The study, commissioned by the Risky Business Project report, which describes itself as nonpartisan and is chaired by former New York City Mayor Michael R. Bloomberg, former Treasury Secretary Henry M. Paulson Jr. and Thomas F. Steyer, a former hedge fund manager, makes the case for long-term business planning and for reducing emissions blamed for heating the planet.
- $66 billion to $106 billion in coastal property below sea level by 2050 with the Northeast the most affected,
- Up to $701 billion worth of existing coastal property will below mean sea levels, with more than $730 billion of additional property at risk during high tide
- Labor productivity of outdoor workers could be reduced by 3-5 percent with the Southeast the most affect with up to 120 days a year of Plus 95 degree air temperatures.
- 14 percent increase in the demand for electricity for cooling and heating costing customers up to $19 billion per year.
- 11,000 to 36,000 additional deaths a year directly related to climate change.
- Crop yield reductions in the Midwest by 19 percent in the midcentury and by 63 percent at the end of the century.
- 18 percent reduction in the amount of potable/drinkable ground water
The report concludes:“With this report, we call on the American business community to rise to the challenge and lead the way in helping reduce climate risks.
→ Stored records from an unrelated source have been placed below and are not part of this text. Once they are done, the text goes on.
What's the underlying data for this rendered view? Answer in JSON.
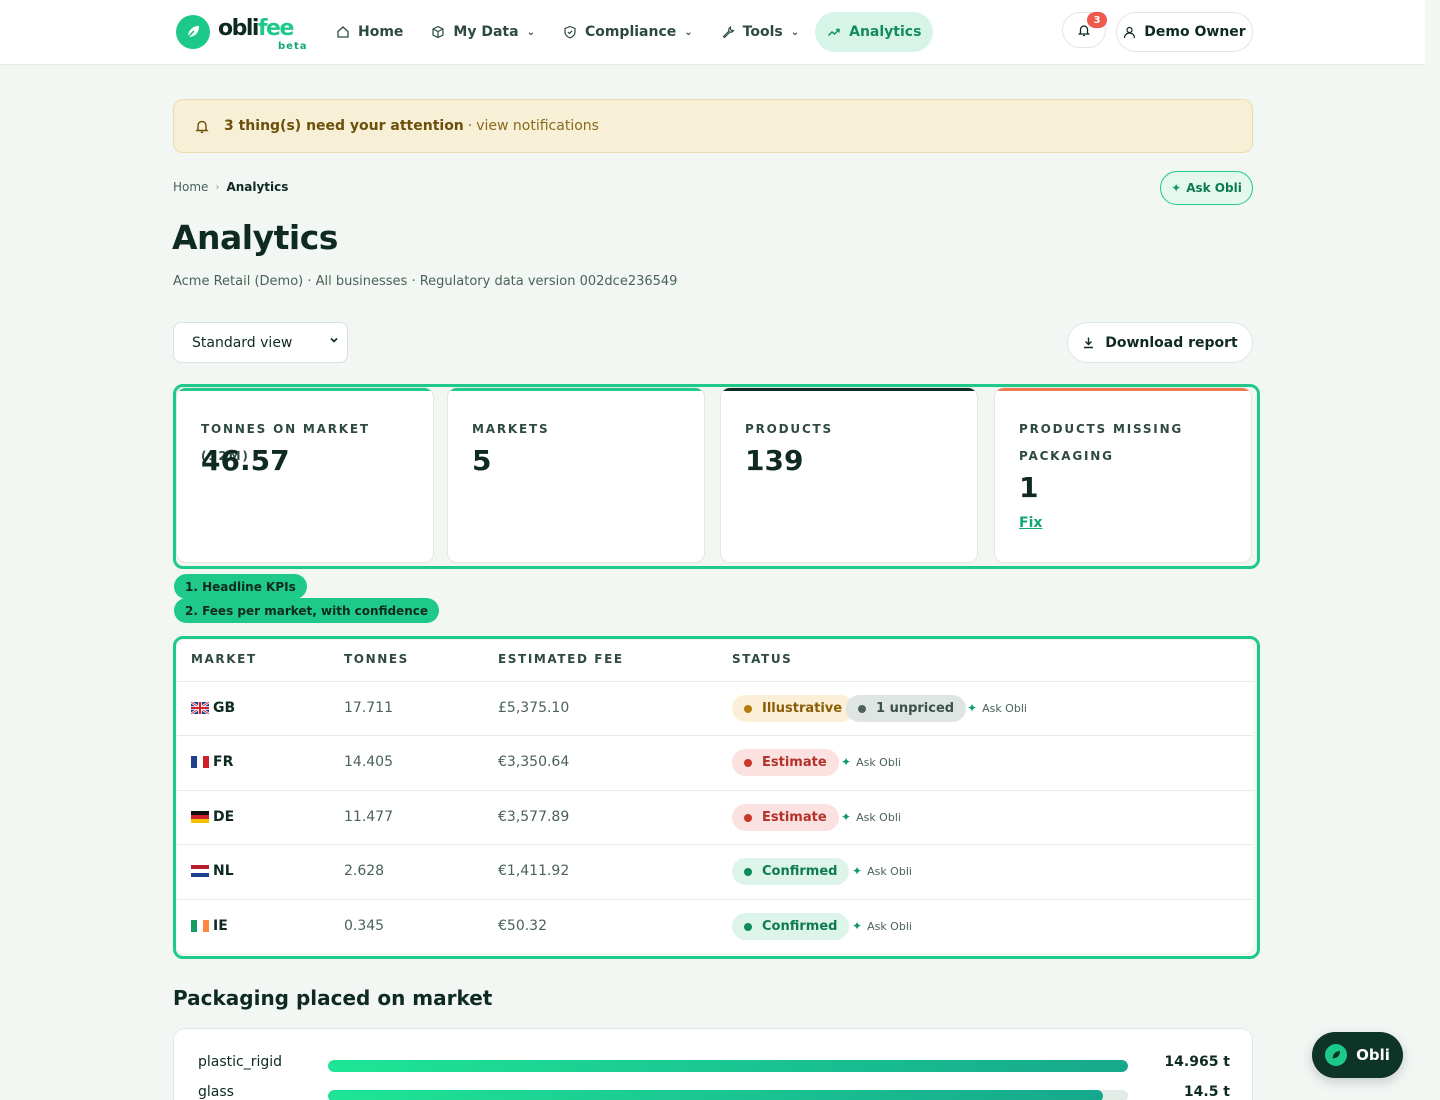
{
  "brand": {
    "name_part1": "obli",
    "name_part2": "fee",
    "badge": "beta"
  },
  "nav": {
    "items": [
      {
        "label": "Home",
        "icon": "home-icon",
        "dropdown": false,
        "active": false
      },
      {
        "label": "My Data",
        "icon": "cube-icon",
        "dropdown": true,
        "active": false
      },
      {
        "label": "Compliance",
        "icon": "shield-icon",
        "dropdown": true,
        "active": false
      },
      {
        "label": "Tools",
        "icon": "wrench-icon",
        "dropdown": true,
        "active": false
      },
      {
        "label": "Analytics",
        "icon": "trend-icon",
        "dropdown": false,
        "active": true
      }
    ]
  },
  "header": {
    "notification_count": "3",
    "user_label": "Demo Owner"
  },
  "alert": {
    "strong": "3 thing(s) need your attention",
    "separator": "·",
    "link": "view notifications"
  },
  "breadcrumb": {
    "home": "Home",
    "current": "Analytics",
    "sep": "›"
  },
  "ask_button": "Ask Obli",
  "page": {
    "title": "Analytics",
    "subtitle": "Acme Retail (Demo) · All businesses · Regulatory data version 002dce236549"
  },
  "controls": {
    "view_selected": "Standard view",
    "download_label": "Download report"
  },
  "kpis": [
    {
      "label": "TONNES ON MARKET (12M)",
      "value": "46.57",
      "stripe": "#1ec98a"
    },
    {
      "label": "MARKETS",
      "value": "5",
      "stripe": "#1ec98a"
    },
    {
      "label": "PRODUCTS",
      "value": "139",
      "stripe": "#0e2a22"
    },
    {
      "label": "PRODUCTS MISSING PACKAGING",
      "value": "1",
      "stripe": "#ef7a4c",
      "action": "Fix"
    }
  ],
  "tour_tags": {
    "tag1": "1. Headline KPIs",
    "tag2": "2. Fees per market, with confidence"
  },
  "fees_table": {
    "headers": {
      "market": "MARKET",
      "tonnes": "TONNES",
      "fee": "ESTIMATED FEE",
      "status": "STATUS"
    },
    "rows": [
      {
        "code": "GB",
        "tonnes": "17.711",
        "fee": "£5,375.10",
        "status": "Illustrative",
        "extra": "1 unpriced",
        "ask": "Ask Obli"
      },
      {
        "code": "FR",
        "tonnes": "14.405",
        "fee": "€3,350.64",
        "status": "Estimate",
        "ask": "Ask Obli"
      },
      {
        "code": "DE",
        "tonnes": "11.477",
        "fee": "€3,577.89",
        "status": "Estimate",
        "ask": "Ask Obli"
      },
      {
        "code": "NL",
        "tonnes": "2.628",
        "fee": "€1,411.92",
        "status": "Confirmed",
        "ask": "Ask Obli"
      },
      {
        "code": "IE",
        "tonnes": "0.345",
        "fee": "€50.32",
        "status": "Confirmed",
        "ask": "Ask Obli"
      }
    ]
  },
  "status_colors": {
    "Illustrative": {
      "bg": "#fbefd8",
      "dot": "#b57c0c",
      "text": "#8a5d05"
    },
    "Estimate": {
      "bg": "#fbe1df",
      "dot": "#c8372a",
      "text": "#b4302a"
    },
    "Confirmed": {
      "bg": "#dcf4ea",
      "dot": "#0f8a5c",
      "text": "#0d7a52"
    },
    "unpriced": {
      "bg": "#dfe5e2",
      "dot": "#4a6259",
      "text": "#3a5249"
    }
  },
  "packaging": {
    "title": "Packaging placed on market",
    "items": [
      {
        "label": "plastic_rigid",
        "value": "14.965 t",
        "fraction": 1.0
      },
      {
        "label": "glass",
        "value": "14.5 t",
        "fraction": 0.969
      }
    ]
  },
  "fab": {
    "label": "Obli"
  }
}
We hope the Risky Business Project will facilitate this action by providing critical information about how climate change may affect key sectors and regions of our national economy.”
The Economic Risks of Climate Change in the United States